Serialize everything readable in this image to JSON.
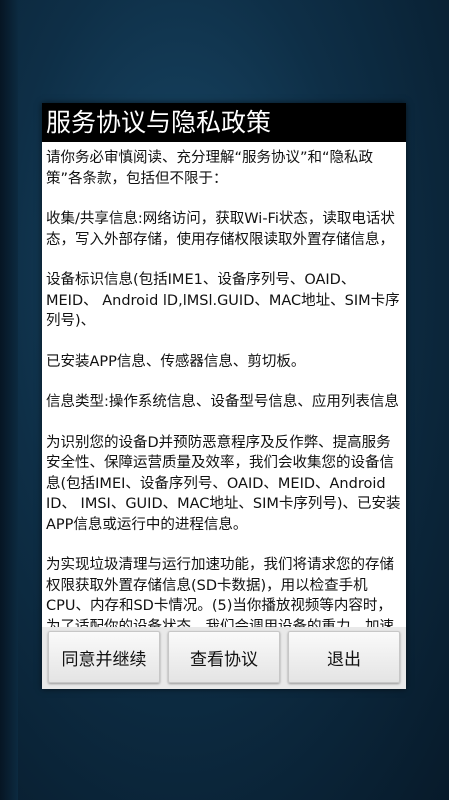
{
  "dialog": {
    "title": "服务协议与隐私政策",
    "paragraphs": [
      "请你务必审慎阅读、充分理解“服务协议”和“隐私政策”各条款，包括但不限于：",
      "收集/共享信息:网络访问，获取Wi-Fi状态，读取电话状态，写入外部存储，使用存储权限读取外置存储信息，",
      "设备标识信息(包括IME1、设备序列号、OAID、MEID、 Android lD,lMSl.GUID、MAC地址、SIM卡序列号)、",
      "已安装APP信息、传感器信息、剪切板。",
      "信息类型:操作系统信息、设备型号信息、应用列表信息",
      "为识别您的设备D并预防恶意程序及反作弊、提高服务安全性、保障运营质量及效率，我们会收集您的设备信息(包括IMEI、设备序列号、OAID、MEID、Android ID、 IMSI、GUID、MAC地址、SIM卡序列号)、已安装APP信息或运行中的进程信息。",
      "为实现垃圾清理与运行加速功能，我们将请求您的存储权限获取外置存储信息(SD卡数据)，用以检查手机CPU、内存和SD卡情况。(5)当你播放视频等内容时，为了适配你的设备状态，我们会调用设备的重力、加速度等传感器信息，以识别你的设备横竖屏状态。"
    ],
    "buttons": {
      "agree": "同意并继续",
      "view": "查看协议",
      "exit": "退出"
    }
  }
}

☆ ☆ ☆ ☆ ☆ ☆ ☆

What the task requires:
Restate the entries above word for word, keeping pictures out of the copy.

Problem solution:
Serialize everything readable in this image to JSON.
{
  "dialog": {
    "title": "服务协议与隐私政策",
    "paragraphs": [
      "请你务必审慎阅读、充分理解“服务协议”和“隐私政策”各条款，包括但不限于：",
      "收集/共享信息:网络访问，获取Wi-Fi状态，读取电话状态，写入外部存储，使用存储权限读取外置存储信息，",
      "设备标识信息(包括IME1、设备序列号、OAID、MEID、 Android lD,lMSl.GUID、MAC地址、SIM卡序列号)、",
      "已安装APP信息、传感器信息、剪切板。",
      "信息类型:操作系统信息、设备型号信息、应用列表信息",
      "为识别您的设备D并预防恶意程序及反作弊、提高服务安全性、保障运营质量及效率，我们会收集您的设备信息(包括IMEI、设备序列号、OAID、MEID、Android ID、 IMSI、GUID、MAC地址、SIM卡序列号)、已安装APP信息或运行中的进程信息。",
      "为实现垃圾清理与运行加速功能，我们将请求您的存储权限获取外置存储信息(SD卡数据)，用以检查手机CPU、内存和SD卡情况。(5)当你播放视频等内容时，为了适配你的设备状态，我们会调用设备的重力、加速度等传感器信息，以识别你的设备横竖屏状态。"
    ],
    "buttons": {
      "agree": "同意并继续",
      "view": "查看协议",
      "exit": "退出"
    }
  }
}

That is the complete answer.